**Input:**
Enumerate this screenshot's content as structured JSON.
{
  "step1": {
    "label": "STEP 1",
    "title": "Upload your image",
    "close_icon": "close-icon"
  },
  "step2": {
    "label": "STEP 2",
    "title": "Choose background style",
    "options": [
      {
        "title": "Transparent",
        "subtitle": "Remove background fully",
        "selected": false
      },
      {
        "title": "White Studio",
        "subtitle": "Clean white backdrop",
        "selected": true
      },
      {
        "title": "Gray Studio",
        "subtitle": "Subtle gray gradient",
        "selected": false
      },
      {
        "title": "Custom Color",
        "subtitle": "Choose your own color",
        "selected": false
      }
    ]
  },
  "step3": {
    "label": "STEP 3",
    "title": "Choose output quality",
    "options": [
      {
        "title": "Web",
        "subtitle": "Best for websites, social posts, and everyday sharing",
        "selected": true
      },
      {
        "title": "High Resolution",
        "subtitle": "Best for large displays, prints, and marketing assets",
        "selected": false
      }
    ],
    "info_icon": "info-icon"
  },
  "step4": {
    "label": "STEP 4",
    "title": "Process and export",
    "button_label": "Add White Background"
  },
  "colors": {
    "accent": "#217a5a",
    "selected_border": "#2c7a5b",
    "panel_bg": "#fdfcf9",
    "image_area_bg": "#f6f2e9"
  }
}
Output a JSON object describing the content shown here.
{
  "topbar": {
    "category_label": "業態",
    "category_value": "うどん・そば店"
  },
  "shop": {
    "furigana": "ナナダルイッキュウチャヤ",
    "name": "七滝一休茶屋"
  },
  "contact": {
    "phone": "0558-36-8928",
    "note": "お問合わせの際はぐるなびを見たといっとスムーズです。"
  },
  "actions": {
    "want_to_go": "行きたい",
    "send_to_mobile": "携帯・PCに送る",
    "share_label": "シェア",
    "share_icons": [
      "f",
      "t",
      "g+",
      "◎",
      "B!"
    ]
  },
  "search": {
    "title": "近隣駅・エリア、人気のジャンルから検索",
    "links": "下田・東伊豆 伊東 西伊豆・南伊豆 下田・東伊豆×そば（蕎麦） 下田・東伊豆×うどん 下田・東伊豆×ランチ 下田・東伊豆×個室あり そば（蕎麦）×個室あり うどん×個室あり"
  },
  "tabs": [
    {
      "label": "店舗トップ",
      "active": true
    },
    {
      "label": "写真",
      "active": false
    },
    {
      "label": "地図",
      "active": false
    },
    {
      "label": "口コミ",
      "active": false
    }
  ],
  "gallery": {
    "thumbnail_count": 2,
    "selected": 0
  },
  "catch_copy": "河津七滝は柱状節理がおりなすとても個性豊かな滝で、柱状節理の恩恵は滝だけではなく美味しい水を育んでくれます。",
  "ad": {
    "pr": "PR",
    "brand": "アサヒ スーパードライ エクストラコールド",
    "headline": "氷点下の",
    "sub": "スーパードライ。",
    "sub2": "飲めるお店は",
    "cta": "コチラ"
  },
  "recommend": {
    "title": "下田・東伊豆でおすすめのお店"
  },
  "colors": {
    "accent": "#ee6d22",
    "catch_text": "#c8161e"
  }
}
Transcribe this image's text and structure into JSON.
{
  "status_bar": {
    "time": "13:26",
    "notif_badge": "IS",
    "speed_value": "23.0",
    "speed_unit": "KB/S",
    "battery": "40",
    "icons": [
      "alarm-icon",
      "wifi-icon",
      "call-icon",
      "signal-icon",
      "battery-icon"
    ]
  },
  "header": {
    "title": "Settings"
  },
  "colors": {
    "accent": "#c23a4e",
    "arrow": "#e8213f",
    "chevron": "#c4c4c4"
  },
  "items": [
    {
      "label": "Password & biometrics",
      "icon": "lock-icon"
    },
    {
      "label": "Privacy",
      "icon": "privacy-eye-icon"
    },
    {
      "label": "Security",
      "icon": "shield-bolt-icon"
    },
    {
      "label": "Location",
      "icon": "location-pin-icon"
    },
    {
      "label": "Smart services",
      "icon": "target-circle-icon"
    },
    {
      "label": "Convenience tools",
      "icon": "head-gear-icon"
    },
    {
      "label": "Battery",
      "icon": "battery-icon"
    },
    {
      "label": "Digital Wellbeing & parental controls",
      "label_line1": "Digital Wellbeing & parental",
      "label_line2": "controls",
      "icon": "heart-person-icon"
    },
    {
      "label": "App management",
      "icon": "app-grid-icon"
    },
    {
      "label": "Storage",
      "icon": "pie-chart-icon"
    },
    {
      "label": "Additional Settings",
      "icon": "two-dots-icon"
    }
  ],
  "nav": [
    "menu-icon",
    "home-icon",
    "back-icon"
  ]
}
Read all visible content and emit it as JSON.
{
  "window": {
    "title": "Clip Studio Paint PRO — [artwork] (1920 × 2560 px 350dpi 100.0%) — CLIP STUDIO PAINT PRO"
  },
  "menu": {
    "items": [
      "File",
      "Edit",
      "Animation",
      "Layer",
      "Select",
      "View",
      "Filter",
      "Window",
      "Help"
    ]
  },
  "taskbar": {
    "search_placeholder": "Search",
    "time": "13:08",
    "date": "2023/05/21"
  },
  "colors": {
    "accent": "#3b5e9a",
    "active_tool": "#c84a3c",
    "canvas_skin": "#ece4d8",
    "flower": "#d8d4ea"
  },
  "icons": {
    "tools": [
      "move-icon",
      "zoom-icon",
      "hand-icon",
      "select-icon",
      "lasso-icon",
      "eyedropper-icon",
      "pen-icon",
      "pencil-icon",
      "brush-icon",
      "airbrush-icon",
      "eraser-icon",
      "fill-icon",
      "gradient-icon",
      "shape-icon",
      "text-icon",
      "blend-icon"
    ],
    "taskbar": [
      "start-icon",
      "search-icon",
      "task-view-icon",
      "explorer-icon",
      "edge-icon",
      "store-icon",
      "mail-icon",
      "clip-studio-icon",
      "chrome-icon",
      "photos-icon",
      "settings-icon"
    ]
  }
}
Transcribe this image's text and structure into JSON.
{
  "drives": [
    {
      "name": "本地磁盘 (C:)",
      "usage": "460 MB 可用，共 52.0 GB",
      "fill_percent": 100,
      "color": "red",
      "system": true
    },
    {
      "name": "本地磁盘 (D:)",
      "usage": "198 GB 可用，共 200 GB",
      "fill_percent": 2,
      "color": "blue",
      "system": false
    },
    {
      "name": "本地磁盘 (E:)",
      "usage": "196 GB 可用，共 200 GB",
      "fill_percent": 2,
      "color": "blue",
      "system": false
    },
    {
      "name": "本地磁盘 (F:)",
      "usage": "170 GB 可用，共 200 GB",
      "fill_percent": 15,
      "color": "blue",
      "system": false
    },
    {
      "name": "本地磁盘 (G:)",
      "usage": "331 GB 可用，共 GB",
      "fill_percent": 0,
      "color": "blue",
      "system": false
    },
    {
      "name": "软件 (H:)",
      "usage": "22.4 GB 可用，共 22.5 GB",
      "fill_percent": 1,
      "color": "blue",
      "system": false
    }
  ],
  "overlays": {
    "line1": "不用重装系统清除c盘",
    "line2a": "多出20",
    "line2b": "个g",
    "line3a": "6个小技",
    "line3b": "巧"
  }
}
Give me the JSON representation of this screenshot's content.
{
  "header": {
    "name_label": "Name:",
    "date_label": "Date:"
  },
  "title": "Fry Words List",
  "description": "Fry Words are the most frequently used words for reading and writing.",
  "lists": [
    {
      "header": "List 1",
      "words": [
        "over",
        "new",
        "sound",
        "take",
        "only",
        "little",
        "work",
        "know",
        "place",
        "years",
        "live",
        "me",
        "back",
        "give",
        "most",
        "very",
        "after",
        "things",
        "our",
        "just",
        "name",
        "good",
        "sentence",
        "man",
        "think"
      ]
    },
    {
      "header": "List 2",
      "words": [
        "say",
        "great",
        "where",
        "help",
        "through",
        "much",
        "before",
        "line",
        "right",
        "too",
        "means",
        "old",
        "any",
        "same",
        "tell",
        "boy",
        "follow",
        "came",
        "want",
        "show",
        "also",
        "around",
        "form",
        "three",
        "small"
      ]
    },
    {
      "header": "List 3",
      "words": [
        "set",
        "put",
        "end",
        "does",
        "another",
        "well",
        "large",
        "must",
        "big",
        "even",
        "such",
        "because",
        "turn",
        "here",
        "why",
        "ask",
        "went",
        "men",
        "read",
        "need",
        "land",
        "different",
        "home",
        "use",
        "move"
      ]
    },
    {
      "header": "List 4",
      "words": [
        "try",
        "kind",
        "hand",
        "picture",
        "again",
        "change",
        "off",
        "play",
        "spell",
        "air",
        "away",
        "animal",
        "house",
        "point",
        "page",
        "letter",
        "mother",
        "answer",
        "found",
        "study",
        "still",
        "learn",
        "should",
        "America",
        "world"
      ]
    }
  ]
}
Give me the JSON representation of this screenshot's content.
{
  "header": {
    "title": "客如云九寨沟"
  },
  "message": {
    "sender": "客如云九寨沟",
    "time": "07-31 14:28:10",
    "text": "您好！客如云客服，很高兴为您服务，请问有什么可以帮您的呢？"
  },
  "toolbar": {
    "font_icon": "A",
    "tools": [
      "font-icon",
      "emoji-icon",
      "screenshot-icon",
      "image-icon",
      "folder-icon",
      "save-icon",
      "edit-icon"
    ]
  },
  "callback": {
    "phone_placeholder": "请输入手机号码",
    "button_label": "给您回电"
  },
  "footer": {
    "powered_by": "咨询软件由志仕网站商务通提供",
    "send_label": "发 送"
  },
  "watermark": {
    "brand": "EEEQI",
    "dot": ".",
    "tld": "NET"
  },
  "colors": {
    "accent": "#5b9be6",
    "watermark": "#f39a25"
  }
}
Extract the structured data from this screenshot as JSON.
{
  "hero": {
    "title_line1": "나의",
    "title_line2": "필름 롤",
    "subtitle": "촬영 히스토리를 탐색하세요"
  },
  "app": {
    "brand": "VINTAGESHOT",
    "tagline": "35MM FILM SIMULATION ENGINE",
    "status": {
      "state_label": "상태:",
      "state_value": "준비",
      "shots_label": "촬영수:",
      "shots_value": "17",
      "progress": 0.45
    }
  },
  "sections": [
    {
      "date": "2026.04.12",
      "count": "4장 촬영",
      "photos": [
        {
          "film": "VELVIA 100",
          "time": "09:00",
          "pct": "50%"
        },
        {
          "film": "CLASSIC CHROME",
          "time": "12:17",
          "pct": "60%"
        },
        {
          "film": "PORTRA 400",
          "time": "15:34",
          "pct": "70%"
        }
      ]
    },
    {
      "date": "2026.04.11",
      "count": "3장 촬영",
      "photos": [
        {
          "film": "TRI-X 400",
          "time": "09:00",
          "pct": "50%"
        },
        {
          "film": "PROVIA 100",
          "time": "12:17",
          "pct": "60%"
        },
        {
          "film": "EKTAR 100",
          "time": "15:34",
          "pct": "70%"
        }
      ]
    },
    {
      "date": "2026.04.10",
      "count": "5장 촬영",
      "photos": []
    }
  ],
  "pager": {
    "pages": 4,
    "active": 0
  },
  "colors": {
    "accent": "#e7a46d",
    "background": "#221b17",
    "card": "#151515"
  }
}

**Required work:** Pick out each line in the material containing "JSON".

**Response below:**
Enumerate this screenshot's content as structured JSON.
Output a JSON object describing the content shown here.
Transcribe this image's text and structure into JSON.
Read all visible content and emit it as JSON.
Transcribe this image's text and structure into JSON.
Give me the JSON representation of this screenshot's content.
Give me the JSON representation of this screenshot's content.
Extract the structured data from this screenshot as JSON.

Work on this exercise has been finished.